Very few families know how much they actually spend on groceries. Even though most groceries may be bought in one or two trips to the store, it is hard to keep track of the many trips to pick up milk, bread, etc. The Department of Agriculture periodically publishes a table of estimated cost for food at home. A simplified version of this table would allow $225 per month for two adults and an additional $50 per child. Older children are treated as adults and get $100 per month. Your family needs may vary, but this is a good starting point.
You won't have much say-so on this one if you already own the car. Rates are determined by the type of car, the driver's age, sex, etc., and driving records. Insurance costs may vary greatly from one geographical area to another.
Liability insurance is usually required by the state. Take note that the minimum amounts of liability coverage required by many states are unrealistically low. You will need to have more than the minimum to cover the cost of any serious accident. Collision and comprehensive coverage is required by the lien-holder on the vehicle. If the vehicle is paid for, you may be better off dropping this coverage on older vehicles.
Other Auto Expenses
Before buying a car, get some professional advice. Remember, the guy at the dealership sells cars everyday and you only buy one every few years, so you need all the help you can get.
Most people spend much more than they think for gasoline. Try to limit driving, combine trips, and keep the vehicle in good working order. Even small things, such as proper tire inflation, can help save money. Look to the Automotive Skill Center and other alternatives for routine maintenance.
Investigate clothing exchange programs, consignment shops, and other sources for clothes, especially for kids. No matter where the clothes come from, they still must be washed. Depending on family habits, and number and ages of children, a family without washer and dryer will spend $20-40 per month washing clothes at a Laundromat.
Junior enlisted families must find ways to get the maximum for their entertainment dollar. Going to a matinee, sharing a family size popcorn, and sharing co-op babysitting are easy ways to save a few dollars. Some entertainment, such as going to a park or for a walk, are still appreciated but cost nothing. While some people think that cable TV is a luxury and should be eliminated from tight budgets, it is still a great entertainment value if used in lieu of more expensive options. Without premium movie channels, cable TV typically costs less than one dollar per day!
YOU CAN'T AFFORD IT!!! Of course, many young Army families start out with some debts, and your only option is to pay these. Do not go out and run up new debts for items which are not absolutely necessary. A bed is necessary, a stereo is not! We live in a society that believes in instant gratification, having it all right now. On a Soldier's pay, with a young family, you cannot have it all now without having the debts to pay for years. Keep in mind that all the stuff your parents have took years to get, so why should you expect to get all the same stuff in six months?
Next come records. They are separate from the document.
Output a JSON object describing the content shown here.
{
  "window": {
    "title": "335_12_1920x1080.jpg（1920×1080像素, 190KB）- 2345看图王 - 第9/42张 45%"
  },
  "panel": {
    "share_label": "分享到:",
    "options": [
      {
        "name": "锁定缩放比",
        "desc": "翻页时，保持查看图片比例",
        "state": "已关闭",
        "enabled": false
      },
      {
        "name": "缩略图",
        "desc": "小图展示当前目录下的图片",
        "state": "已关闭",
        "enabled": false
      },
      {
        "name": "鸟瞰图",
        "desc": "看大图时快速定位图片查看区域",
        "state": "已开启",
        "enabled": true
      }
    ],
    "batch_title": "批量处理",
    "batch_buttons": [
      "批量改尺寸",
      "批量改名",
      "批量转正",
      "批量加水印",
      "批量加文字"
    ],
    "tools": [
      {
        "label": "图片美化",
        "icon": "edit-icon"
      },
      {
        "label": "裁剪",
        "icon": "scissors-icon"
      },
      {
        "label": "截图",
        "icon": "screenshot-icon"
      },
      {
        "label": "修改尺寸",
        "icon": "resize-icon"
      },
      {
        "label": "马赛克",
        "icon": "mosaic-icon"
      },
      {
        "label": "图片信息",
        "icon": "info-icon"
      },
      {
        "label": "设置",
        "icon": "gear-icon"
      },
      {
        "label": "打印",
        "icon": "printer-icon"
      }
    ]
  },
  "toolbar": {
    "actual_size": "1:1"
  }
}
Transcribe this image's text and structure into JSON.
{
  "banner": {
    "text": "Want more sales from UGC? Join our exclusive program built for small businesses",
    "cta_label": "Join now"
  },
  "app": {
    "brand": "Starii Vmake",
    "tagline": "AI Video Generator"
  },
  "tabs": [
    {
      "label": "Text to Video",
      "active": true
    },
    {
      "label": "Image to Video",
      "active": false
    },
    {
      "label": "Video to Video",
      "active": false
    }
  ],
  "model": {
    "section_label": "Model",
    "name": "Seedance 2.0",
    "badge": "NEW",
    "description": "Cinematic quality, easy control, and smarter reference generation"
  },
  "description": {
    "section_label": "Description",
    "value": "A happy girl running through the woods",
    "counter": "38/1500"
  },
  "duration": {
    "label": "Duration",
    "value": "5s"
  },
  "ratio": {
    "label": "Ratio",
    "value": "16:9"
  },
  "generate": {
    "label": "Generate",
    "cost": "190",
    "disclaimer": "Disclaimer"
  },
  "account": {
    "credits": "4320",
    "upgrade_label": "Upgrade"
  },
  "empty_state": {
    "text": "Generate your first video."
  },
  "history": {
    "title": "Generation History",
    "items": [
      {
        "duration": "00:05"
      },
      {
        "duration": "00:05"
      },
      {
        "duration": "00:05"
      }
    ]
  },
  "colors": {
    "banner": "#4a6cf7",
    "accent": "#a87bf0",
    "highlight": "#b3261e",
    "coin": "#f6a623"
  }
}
Also keep in mind that it will take about seven years to pay off $1000.00 charged on a typical credit card if the minimum monthly payments are made. Check at the ACS Lending Closet for items you can borrow.
Search the WEB for more information on these topics, check also the useful links in our Finance Links page.